In remarks before the Association of Certified Anti-Money Laundering Specialists, FinCEN Director Kenneth Blanco reviewed (i) recent trends in pandemic-related fraudulent activity, (ii) FinCEN's response and (iii) recent rulemakings and alerts aimed at combating cyber threats.
Mr. Blanco highlighted recent COVID-19 related medical fraud, imposter scams and money mules (see previous coverage), and cybercrime and cyber-enabled crime (see previous coverage). He said that FinCEN issued several notices on these threats to facilitate the filing of COVID-19-related suspicious activity reports ("SARs") and to enable financial institution employees to warn customers about potential fraudulent schemes.
Mr. Blanco stated that, over the course of the pandemic, FinCEN observed plans by fraudsters on the dark web to execute coordinated attacks on state unemployment programs, the Paycheck Protection Program, and other state and federal stimulus programs. He stated that such attacks were intended to, among other things, extract personally identifiable information (or "PII") for fraudulent use.

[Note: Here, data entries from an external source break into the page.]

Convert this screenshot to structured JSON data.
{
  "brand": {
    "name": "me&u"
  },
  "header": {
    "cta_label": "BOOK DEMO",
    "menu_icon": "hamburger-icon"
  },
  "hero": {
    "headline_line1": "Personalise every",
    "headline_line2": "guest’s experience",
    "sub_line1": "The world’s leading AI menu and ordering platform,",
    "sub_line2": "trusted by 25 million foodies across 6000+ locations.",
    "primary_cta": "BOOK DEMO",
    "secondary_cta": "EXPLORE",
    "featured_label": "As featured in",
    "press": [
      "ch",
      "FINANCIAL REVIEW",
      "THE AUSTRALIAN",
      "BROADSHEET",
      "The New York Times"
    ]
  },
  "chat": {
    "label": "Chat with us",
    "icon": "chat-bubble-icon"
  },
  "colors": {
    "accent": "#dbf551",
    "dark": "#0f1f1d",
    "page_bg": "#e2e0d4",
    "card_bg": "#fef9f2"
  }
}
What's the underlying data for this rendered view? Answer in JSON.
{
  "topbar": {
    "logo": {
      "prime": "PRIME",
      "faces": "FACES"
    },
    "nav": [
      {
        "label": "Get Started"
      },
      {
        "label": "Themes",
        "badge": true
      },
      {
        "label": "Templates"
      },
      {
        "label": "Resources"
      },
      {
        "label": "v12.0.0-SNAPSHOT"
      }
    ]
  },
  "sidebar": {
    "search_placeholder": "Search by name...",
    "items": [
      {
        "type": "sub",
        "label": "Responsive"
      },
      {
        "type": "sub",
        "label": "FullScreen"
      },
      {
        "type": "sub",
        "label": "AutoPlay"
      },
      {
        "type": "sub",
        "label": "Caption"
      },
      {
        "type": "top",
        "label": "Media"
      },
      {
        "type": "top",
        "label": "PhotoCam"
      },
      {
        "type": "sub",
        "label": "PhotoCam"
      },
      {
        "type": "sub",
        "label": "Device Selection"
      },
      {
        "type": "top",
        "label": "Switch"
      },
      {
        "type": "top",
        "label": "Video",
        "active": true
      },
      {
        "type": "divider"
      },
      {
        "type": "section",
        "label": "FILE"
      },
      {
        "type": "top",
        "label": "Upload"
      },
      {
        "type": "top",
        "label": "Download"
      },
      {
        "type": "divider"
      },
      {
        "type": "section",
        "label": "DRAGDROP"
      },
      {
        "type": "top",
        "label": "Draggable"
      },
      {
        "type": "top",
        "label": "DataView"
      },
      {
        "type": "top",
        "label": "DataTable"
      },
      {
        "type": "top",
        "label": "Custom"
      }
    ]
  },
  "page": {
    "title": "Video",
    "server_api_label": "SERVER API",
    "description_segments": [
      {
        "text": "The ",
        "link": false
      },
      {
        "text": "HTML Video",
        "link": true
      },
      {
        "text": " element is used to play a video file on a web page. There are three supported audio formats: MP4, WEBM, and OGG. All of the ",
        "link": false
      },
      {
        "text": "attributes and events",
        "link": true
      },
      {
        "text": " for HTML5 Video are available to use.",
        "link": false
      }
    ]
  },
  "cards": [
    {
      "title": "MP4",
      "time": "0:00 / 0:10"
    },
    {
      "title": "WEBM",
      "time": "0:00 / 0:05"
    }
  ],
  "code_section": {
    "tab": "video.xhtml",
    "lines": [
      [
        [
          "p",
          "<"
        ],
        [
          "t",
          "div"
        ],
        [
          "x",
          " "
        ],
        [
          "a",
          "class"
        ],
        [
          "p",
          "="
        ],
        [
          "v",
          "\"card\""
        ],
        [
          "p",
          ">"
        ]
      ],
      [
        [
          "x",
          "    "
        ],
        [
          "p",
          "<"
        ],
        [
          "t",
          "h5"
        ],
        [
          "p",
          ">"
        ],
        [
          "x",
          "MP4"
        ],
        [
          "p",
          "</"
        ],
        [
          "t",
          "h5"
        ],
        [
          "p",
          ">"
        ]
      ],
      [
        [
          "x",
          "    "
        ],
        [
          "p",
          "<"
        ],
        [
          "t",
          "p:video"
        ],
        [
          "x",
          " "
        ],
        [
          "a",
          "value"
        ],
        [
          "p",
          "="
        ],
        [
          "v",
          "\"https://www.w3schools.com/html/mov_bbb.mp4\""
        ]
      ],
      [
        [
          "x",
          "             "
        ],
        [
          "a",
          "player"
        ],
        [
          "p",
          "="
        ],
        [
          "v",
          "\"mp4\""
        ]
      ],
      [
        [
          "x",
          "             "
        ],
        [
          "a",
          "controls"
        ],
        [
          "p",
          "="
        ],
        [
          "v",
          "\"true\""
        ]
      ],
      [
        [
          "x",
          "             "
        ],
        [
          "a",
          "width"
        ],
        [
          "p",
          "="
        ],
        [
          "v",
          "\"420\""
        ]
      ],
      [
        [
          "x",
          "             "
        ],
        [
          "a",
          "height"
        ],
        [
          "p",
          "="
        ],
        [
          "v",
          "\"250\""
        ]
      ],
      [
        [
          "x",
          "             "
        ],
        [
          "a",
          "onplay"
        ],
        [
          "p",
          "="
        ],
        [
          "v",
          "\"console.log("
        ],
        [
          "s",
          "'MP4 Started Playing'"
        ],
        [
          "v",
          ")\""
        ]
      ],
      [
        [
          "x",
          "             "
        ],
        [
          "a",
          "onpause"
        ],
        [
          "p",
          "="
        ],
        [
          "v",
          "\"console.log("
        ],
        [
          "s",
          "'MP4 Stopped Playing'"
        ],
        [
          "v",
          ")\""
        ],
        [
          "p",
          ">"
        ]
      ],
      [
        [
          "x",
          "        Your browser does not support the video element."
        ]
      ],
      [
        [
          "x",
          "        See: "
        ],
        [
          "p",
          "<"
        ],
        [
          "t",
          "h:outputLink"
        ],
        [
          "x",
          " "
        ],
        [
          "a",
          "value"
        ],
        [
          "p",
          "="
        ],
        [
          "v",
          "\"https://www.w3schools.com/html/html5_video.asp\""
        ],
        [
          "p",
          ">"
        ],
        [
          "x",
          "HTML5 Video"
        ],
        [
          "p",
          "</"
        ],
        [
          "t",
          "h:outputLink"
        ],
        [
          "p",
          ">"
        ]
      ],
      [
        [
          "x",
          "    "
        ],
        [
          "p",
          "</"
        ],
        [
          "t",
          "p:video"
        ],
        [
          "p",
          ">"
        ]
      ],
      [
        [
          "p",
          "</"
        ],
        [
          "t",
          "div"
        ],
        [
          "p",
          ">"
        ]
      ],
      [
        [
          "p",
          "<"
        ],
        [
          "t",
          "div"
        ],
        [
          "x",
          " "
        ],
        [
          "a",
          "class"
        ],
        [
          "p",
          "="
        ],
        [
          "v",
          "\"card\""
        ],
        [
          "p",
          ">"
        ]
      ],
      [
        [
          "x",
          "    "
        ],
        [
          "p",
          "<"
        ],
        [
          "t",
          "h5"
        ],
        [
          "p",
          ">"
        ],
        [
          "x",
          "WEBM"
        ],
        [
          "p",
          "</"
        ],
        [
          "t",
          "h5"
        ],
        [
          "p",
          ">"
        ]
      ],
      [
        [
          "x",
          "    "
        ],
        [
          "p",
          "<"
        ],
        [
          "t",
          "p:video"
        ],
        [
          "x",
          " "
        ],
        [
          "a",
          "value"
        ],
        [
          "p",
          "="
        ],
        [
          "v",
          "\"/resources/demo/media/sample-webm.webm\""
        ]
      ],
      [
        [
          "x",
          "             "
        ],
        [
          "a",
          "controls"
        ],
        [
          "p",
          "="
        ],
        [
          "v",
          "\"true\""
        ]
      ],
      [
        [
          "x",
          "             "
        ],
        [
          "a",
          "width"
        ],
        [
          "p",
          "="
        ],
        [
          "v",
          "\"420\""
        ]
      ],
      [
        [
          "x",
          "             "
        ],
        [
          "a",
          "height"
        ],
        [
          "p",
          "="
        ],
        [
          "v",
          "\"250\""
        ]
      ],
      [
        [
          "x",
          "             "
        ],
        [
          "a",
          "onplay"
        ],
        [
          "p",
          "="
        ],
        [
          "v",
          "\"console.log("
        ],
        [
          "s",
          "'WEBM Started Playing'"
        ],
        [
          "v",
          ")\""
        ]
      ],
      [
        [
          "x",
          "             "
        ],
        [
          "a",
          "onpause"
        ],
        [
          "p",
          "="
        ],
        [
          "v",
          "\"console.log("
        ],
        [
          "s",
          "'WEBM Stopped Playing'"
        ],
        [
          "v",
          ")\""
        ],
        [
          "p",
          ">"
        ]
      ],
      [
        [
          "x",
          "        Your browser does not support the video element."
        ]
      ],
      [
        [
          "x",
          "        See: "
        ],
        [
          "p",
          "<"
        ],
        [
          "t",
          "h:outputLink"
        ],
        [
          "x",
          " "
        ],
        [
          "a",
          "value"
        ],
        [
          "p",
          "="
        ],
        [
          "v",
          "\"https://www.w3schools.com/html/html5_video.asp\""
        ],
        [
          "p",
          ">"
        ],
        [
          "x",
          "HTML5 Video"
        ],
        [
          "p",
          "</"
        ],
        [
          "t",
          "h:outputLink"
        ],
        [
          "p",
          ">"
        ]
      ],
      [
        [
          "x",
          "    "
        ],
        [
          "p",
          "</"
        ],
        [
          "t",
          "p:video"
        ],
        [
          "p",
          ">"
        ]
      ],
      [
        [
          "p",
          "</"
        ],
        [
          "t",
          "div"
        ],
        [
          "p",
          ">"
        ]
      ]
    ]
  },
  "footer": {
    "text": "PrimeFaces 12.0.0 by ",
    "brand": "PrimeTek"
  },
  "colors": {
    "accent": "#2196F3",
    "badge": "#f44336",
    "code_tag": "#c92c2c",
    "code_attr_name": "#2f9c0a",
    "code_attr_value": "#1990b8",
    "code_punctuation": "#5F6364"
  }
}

Mr. Blanco called upon financial institutions to provide specific details in the SARs they file, explaining that specificity allows the SARs to reach the proper investigative teams more quickly. Mr. Blanco said that nearly 90 percent of COVID-19-related SARs had been filed by banks or credit unions, and that the securities and futures industry had filed only two percent of such SARs. Mr. Blanco also warned banks that if they are not assessing their exposure to virtual currency, "it will be apparent when examiners visit."
In closing, Mr. Blanco highlighted (i) a recent final rule that made current AML regulations applicable to all types of banks (see previous coverage) and (ii) an advance notice of proposed rulemaking soliciting comments on the proposed elements of an "effective and reasonably designed" AML program (see previous coverage). Mr. Blanco encouraged further discussion with AML specialists regarding FinCEN's regulatory initiatives.
FinCEN solicited comment on potential amendments to the rules under the Bank Secrecy Act that would specify the elements of "an effective and reasonably designed" AML program.
FinCEN adopted a final rule that will make current AML, Customer Identification Program and beneficial ownership rules equally applicable to all types of banks.
FinCEN alerted financial institutions to indicators of COVID-19-related cybercrime. The alert concerns (i) the exploitation of remote platforms, particularly against financial and healthcare systems, (ii) phishing, malware and extortion schemes, and (iii) business email compromise fraud.
FinCEN alerted financial institutions to potential indicators of pandemic-related imposter scams and money mule schemes.
The Treasury Department urged financial institutions to be on alert for malicious or fraudulent transactions, and to notify FinCEN of any potential delays in submitting Suspicious Activity Reports.